This is the sign we were confronted with on a recent walk around the river in Melbourne.
No shit Sherlock. Thanks for the tip.
But it got me thinking. Sometimes life really is as straightforward as that, and if only we paid more attention to these little signs maybe life would be just that little bit easier.
NO PARKING and TOWAWAY signs. Parking attendants don’t have senses of humour people. And this is true anywhere in the world. Trust me, I’ve done the research.
DON’T SPIT ON THE WALLS. This is the sign that was hanging in the social security office in NYC which I stared at for 3 hours while I waited to be served. Sound advice don’t you think?
PLEASE BE RESPECTFUL OF OTHER PEOPLE’S CEREMONIES
This was posted in City Hall where Gregory and I went to get our marriage licence in NYC. We did consider getting hitched in their chapel, complete with salmon coloured walls and fake flowers adorning a plastic archway, but we decided the forty people who’d travelled from Australia might not appreciate that.
Again though, it’s handy information. And could be just as valuable in an edited version:
PLEASE BE RESPECTFUL OF OTHER PEOPLE.
My favourite though was this one, which I passed while out running in the Golden Gate park in San Francisco.
Unfortunately for the Japanese a few years ago, it was actually something they could have done with, and I certainly don't mean to make light of their terrible circumstance, but when I came across this sign, that disastrous event hadn’t occurred yet.

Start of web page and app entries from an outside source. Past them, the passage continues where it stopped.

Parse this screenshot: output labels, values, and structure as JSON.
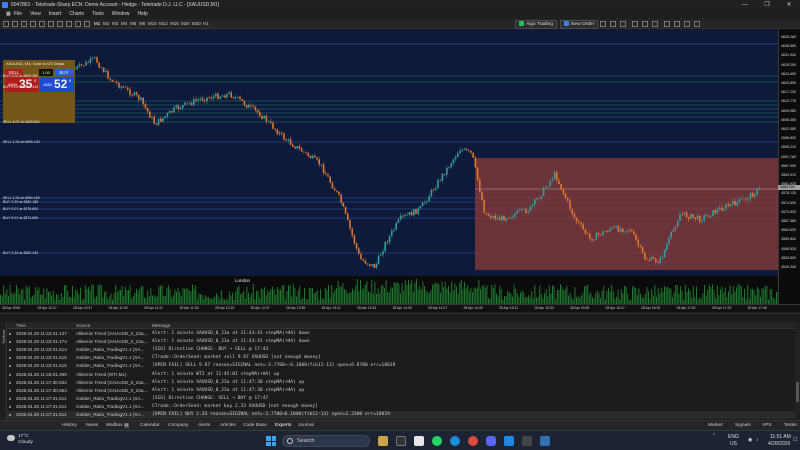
{
  "window": {
    "title": "5047861 - Teletrade-Sharp ECN: Demo Account - Hedge - Teletrade D.J. LLC - [XAUUSD,M1]",
    "controls": [
      "—",
      "❐",
      "✕"
    ]
  },
  "menu": [
    "File",
    "View",
    "Insert",
    "Charts",
    "Tools",
    "Window",
    "Help"
  ],
  "toolbar": {
    "timeframes": [
      "M1",
      "M2",
      "M3",
      "M4",
      "M5",
      "M6",
      "M10",
      "M12",
      "M15",
      "M20",
      "M30",
      "H1"
    ],
    "algo_trading": "Algo Trading",
    "new_order": "New Order"
  },
  "chart": {
    "symbol_line": "XAUUSD, M1:  Gold vs US Dollar",
    "tabs": [
      "XAUUSD_0_23a,M1",
      "XAUUSD_0_23a,M1",
      "XAUUSD,M1",
      "WTI,M1",
      "DX,M5"
    ],
    "session_label": "London",
    "panel": {
      "sell": "SELL",
      "buy": "BUY",
      "lot": "1.00",
      "bid_small": "4583",
      "bid_big": "35",
      "bid_sup": "0",
      "ask_small": "4583",
      "ask_big": "52",
      "ask_sup": "8"
    },
    "order_labels": [
      "BUY 9.02 at 4620.380",
      "BUY 0.03 at 4617.440",
      "SELL 9.07 at 4605.600",
      "SELL 2.33 at 4599.130",
      "SELL 2.33 at 4590.180",
      "BUY 2.33 at 4582.180",
      "BUY 9.07 at 4576.600",
      "BUY 9.07 at 4573.690",
      "BUY 2.33 at 4562.440"
    ],
    "price_labels": [
      "4639.260",
      "4635.660",
      "4631.940",
      "4628.250",
      "4624.650",
      "4620.890",
      "4617.230",
      "4613.776",
      "4609.980",
      "4606.380",
      "4602.580",
      "4598.830",
      "4595.210",
      "4591.760",
      "4587.990",
      "4583.910",
      "4581.925",
      "4578.125",
      "4574.630",
      "4570.820",
      "4567.380",
      "4563.620",
      "4559.840",
      "4556.825",
      "4553.800",
      "4549.340"
    ],
    "current_price": "4583.352",
    "time_labels": [
      "28 Apr 2026",
      "28 Apr 10:17",
      "28 Apr 10:47",
      "28 Apr 11:09",
      "28 Apr 11:31",
      "28 Apr 11:53",
      "28 Apr 12:15",
      "28 Apr 12:37",
      "28 Apr 12:59",
      "28 Apr 13:21",
      "28 Apr 13:43",
      "28 Apr 14:05",
      "28 Apr 14:27",
      "28 Apr 14:49",
      "28 Apr 15:11",
      "28 Apr 15:33",
      "28 Apr 15:55",
      "28 Apr 16:17",
      "28 Apr 16:39",
      "28 Apr 17:01",
      "28 Apr 17:23",
      "28 Apr 17:45"
    ],
    "colors": {
      "background": "#0e1a3b",
      "bull": "#2fa39b",
      "bear": "#e0782c",
      "zone": "#8c3b3b"
    }
  },
  "log": {
    "columns": {
      "time": "Time",
      "source": "Source",
      "message": "Message"
    },
    "rows": [
      {
        "time": "2026.04.28 11:43:41.137",
        "source": "Alikemix Trend (XAUUSD_0_23a,...",
        "message": "Alert: 1 minute XAUUSD_0_23a at 11:43:41 stepMA(+HA) down"
      },
      {
        "time": "2026.04.28 11:43:41.174",
        "source": "Alikemix Trend (XAUUSD_0_23a,...",
        "message": "Alert: 1 minute XAUUSD_0_23a at 11:43:41 stepMA(+HA) down"
      },
      {
        "time": "2026.04.28 11:43:41.514",
        "source": "Golden_Ratio_TradingV1.1 (XA...",
        "message": "[SIG] Direction CHANGE: BUY → SELL @ 17:43"
      },
      {
        "time": "2026.04.28 11:43:41.515",
        "source": "Golden_Ratio_TradingV1.1 (XA...",
        "message": "CTrade::OrderSend: market sell 9.87 XAUUSD [not enough money]"
      },
      {
        "time": "2026.04.28 11:43:41.515",
        "source": "Golden_Ratio_TradingV1.1 (XA...",
        "message": "[OPEN FAIL] SELL 9.87  reason=SIGINAL net=-3.7700→-6.1000(fib12-13) open=9.8700  err=10019"
      },
      {
        "time": "2026.04.28 11:45:01.390",
        "source": "Alikemix Trend (WTI,M1)",
        "message": "Alert: 1 minute WTI at 11:45:01 stepMA(+HA) up"
      },
      {
        "time": "2026.04.28 11:47:30.932",
        "source": "Alikemix Trend (XAUUSD_0_23a,...",
        "message": "Alert: 1 minute XAUUSD_0_23a at 11:47:30 stepMA(+HA) up"
      },
      {
        "time": "2026.04.28 11:47:30.964",
        "source": "Alikemix Trend (XAUUSD_0_23a,...",
        "message": "Alert: 1 minute XAUUSD_0_23a at 11:47:30 stepMA(+HA) up"
      },
      {
        "time": "2026.04.28 11:47:31.511",
        "source": "Golden_Ratio_TradingV1.1 (XA...",
        "message": "[SIG] Direction CHANGE: SELL → BUY @ 17:47"
      },
      {
        "time": "2026.04.28 11:47:31.511",
        "source": "Golden_Ratio_TradingV1.1 (XA...",
        "message": "CTrade::OrderSend: market buy 2.33 XAUUSD [not enough money]"
      },
      {
        "time": "2026.04.28 11:47:31.511",
        "source": "Golden_Ratio_TradingV1.1 (XA...",
        "message": "[OPEN FAIL] BUY  2.33  reason=SIGINAL net=-3.7700→6.1000(fib12-13) open=2.3300  err=10019"
      }
    ]
  },
  "toolbox_label": "Toolbox",
  "terminal_tabs": [
    "History",
    "News",
    "Mailbox",
    "Calendar",
    "Company",
    "Alerts",
    "Articles",
    "Code Base",
    "Experts",
    "Journal"
  ],
  "mailbox_badge": "11",
  "active_terminal_tab": "Experts",
  "terminal_right": [
    "Market",
    "Signals",
    "VPS",
    "Tester"
  ],
  "taskbar": {
    "temp": "17°C",
    "weather": "Cloudy",
    "search_placeholder": "Search",
    "lang1": "ENG",
    "lang2": "US",
    "time": "11:51 AM",
    "date": "4/28/2026"
  }
}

I saw it at a stage when Gregory and I were about to move back to Australia, a country I hadn’t lived in for 8 years, a country he had never lived in, a country I had no professional performing career in, a country he had no career in whatsoever. Hoping to both get jobs in our chosen fields, to make a baby (never having tried to make a baby before), to grow a healthy one, once we conceived it, to be able to afford rent in Sydney, to make new friends and reconnect with old.
Suddenly I realised mini Tsunamis hit your whole life long.
Sometimes yes, you’ll need an evacuation route, other times you just need an excellent survival plan.
The true test is knowing when to run, when to hide and when to stay the course.
It seems that opening a restaurant is indeed like facing a mini-Tsunami. But with proper planning and preparation and a big set of balls, I reckon we’ll be able to stay the course.
Happy Wednesday people, nice day for ducks huh?